*Assigned task:* Extract the records in full, leaving every picture out.

*Provided information:*
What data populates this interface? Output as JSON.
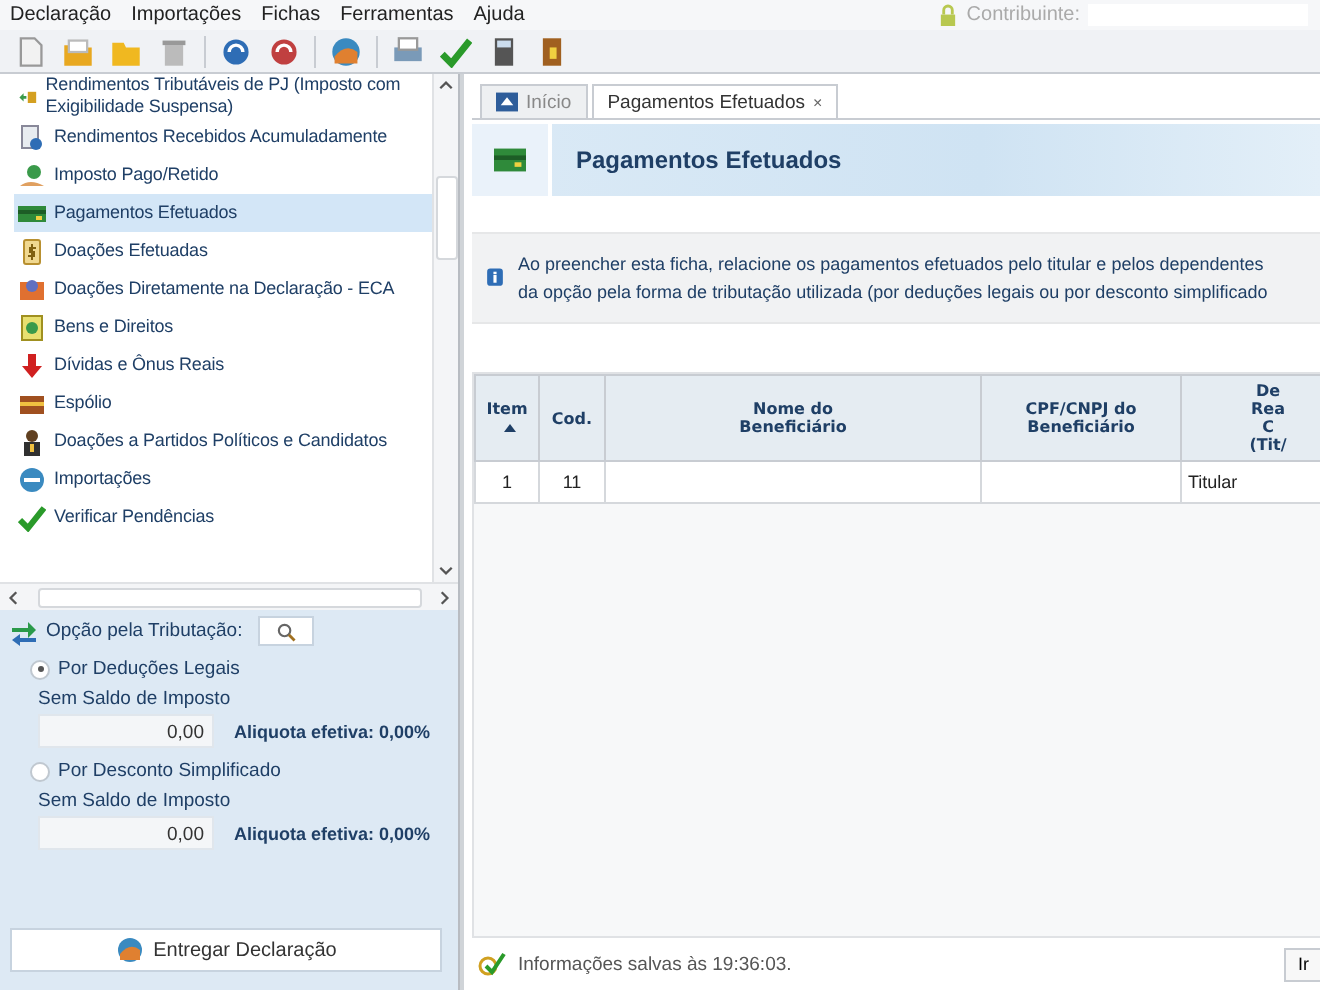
{
  "menu": [
    "Declaração",
    "Importações",
    "Fichas",
    "Ferramentas",
    "Ajuda"
  ],
  "contribuinte": {
    "label": "Contribuinte:"
  },
  "sidebar": {
    "items": [
      {
        "label": "Rendimentos Tributáveis de PJ (Imposto com Exigibilidade Suspensa)",
        "selected": false
      },
      {
        "label": "Rendimentos Recebidos Acumuladamente",
        "selected": false
      },
      {
        "label": "Imposto Pago/Retido",
        "selected": false
      },
      {
        "label": "Pagamentos Efetuados",
        "selected": true
      },
      {
        "label": "Doações Efetuadas",
        "selected": false
      },
      {
        "label": "Doações Diretamente na Declaração - ECA",
        "selected": false
      },
      {
        "label": "Bens e Direitos",
        "selected": false
      },
      {
        "label": "Dívidas e Ônus Reais",
        "selected": false
      },
      {
        "label": "Espólio",
        "selected": false
      },
      {
        "label": "Doações a Partidos Políticos e Candidatos",
        "selected": false
      },
      {
        "label": "Importações",
        "selected": false
      },
      {
        "label": "Verificar Pendências",
        "selected": false
      }
    ]
  },
  "tributacao": {
    "title": "Opção pela Tributação:",
    "options": [
      {
        "label": "Por Deduções Legais",
        "selected": true,
        "sublabel": "Sem Saldo de Imposto",
        "value": "0,00",
        "aliquota": "Aliquota efetiva: 0,00%"
      },
      {
        "label": "Por Desconto Simplificado",
        "selected": false,
        "sublabel": "Sem Saldo de Imposto",
        "value": "0,00",
        "aliquota": "Aliquota efetiva: 0,00%"
      }
    ],
    "submit": "Entregar Declaração"
  },
  "tabs": [
    {
      "label": "Início",
      "selected": false,
      "closable": false
    },
    {
      "label": "Pagamentos Efetuados",
      "selected": true,
      "closable": true,
      "close": "×"
    }
  ],
  "page_title": "Pagamentos Efetuados",
  "info": [
    "Ao preencher esta ficha, relacione os pagamentos efetuados pelo titular e pelos dependentes",
    "da opção pela forma de tributação utilizada (por deduções legais ou por desconto simplificado"
  ],
  "table": {
    "columns": [
      {
        "label": "Item",
        "sorted": true
      },
      {
        "label": "Cod.",
        "sorted": false
      },
      {
        "label": "Nome do\nBeneficiário",
        "sorted": false
      },
      {
        "label": "CPF/CNPJ do\nBeneficiário",
        "sorted": false
      },
      {
        "label": "De\nRea\nC\n(Tit/",
        "sorted": false
      }
    ],
    "rows": [
      [
        "1",
        "11",
        "",
        "",
        "Titular"
      ]
    ]
  },
  "status": {
    "text": "Informações salvas às 19:36:03.",
    "button": "Ir"
  }
}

*Response for this exercise:*
What data populates this interface? Output as JSON.
{
  "menu": [
    "Declaração",
    "Importações",
    "Fichas",
    "Ferramentas",
    "Ajuda"
  ],
  "contribuinte": {
    "label": "Contribuinte:"
  },
  "sidebar": {
    "items": [
      {
        "label": "Rendimentos Tributáveis de PJ (Imposto com Exigibilidade Suspensa)",
        "selected": false
      },
      {
        "label": "Rendimentos Recebidos Acumuladamente",
        "selected": false
      },
      {
        "label": "Imposto Pago/Retido",
        "selected": false
      },
      {
        "label": "Pagamentos Efetuados",
        "selected": true
      },
      {
        "label": "Doações Efetuadas",
        "selected": false
      },
      {
        "label": "Doações Diretamente na Declaração - ECA",
        "selected": false
      },
      {
        "label": "Bens e Direitos",
        "selected": false
      },
      {
        "label": "Dívidas e Ônus Reais",
        "selected": false
      },
      {
        "label": "Espólio",
        "selected": false
      },
      {
        "label": "Doações a Partidos Políticos e Candidatos",
        "selected": false
      },
      {
        "label": "Importações",
        "selected": false
      },
      {
        "label": "Verificar Pendências",
        "selected": false
      }
    ]
  },
  "tributacao": {
    "title": "Opção pela Tributação:",
    "options": [
      {
        "label": "Por Deduções Legais",
        "selected": true,
        "sublabel": "Sem Saldo de Imposto",
        "value": "0,00",
        "aliquota": "Aliquota efetiva: 0,00%"
      },
      {
        "label": "Por Desconto Simplificado",
        "selected": false,
        "sublabel": "Sem Saldo de Imposto",
        "value": "0,00",
        "aliquota": "Aliquota efetiva: 0,00%"
      }
    ],
    "submit": "Entregar Declaração"
  },
  "tabs": [
    {
      "label": "Início",
      "selected": false,
      "closable": false
    },
    {
      "label": "Pagamentos Efetuados",
      "selected": true,
      "closable": true,
      "close": "×"
    }
  ],
  "page_title": "Pagamentos Efetuados",
  "info": [
    "Ao preencher esta ficha, relacione os pagamentos efetuados pelo titular e pelos dependentes",
    "da opção pela forma de tributação utilizada (por deduções legais ou por desconto simplificado"
  ],
  "table": {
    "columns": [
      {
        "label": "Item",
        "sorted": true
      },
      {
        "label": "Cod.",
        "sorted": false
      },
      {
        "label": "Nome do\nBeneficiário",
        "sorted": false
      },
      {
        "label": "CPF/CNPJ do\nBeneficiário",
        "sorted": false
      },
      {
        "label": "De\nRea\nC\n(Tit/",
        "sorted": false
      }
    ],
    "rows": [
      [
        "1",
        "11",
        "",
        "",
        "Titular"
      ]
    ]
  },
  "status": {
    "text": "Informações salvas às 19:36:03.",
    "button": "Ir"
  }
}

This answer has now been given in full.